DESCRIPTION OF THE TASK: Look through the material below and return every line that contains "this".

RECORDS SHOWN:
§ §

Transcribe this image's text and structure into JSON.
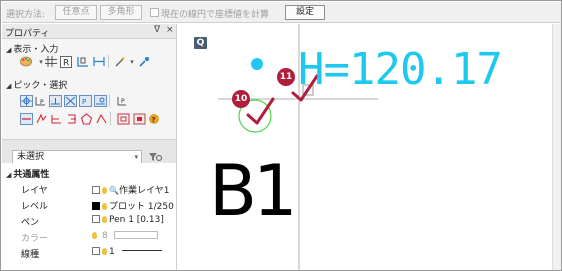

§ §

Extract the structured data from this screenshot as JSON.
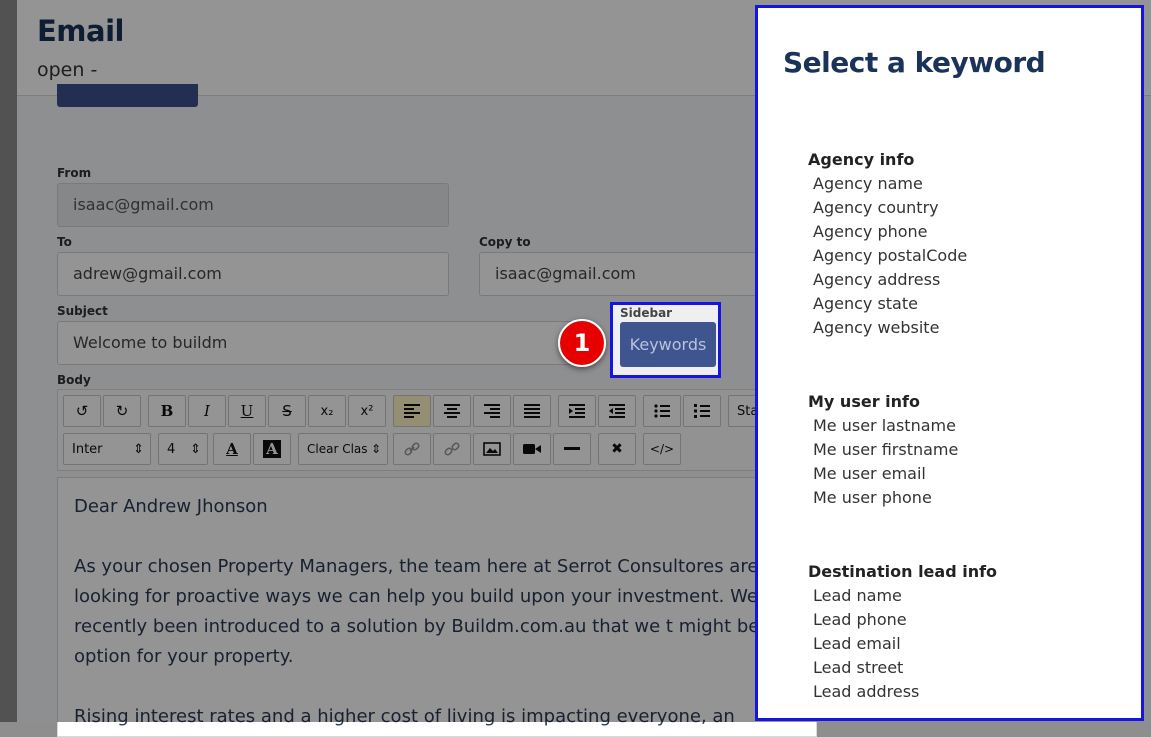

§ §

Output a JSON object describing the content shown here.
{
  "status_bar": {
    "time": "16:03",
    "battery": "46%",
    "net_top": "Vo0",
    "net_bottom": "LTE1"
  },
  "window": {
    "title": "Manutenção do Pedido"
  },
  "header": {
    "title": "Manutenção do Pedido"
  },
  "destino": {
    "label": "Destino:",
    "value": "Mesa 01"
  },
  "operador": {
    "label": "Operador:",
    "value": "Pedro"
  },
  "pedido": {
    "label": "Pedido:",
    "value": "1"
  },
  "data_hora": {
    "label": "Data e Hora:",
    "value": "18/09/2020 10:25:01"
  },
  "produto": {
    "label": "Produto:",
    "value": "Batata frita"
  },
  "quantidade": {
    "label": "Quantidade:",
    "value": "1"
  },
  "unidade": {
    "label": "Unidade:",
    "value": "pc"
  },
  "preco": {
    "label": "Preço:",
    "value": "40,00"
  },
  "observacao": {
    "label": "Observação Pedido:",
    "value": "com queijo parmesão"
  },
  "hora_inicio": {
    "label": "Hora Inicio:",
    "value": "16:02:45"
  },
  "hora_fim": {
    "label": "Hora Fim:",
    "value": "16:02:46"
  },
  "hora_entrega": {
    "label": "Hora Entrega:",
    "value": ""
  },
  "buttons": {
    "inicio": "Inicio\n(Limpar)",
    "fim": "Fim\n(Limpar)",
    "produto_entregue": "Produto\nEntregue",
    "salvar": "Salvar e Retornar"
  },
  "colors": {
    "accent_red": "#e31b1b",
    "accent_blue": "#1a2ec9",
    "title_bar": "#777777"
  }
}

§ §

RESPONSE AREA:
Transcribe this image's text and structure into JSON.
Extract the structured data from this screenshot as JSON.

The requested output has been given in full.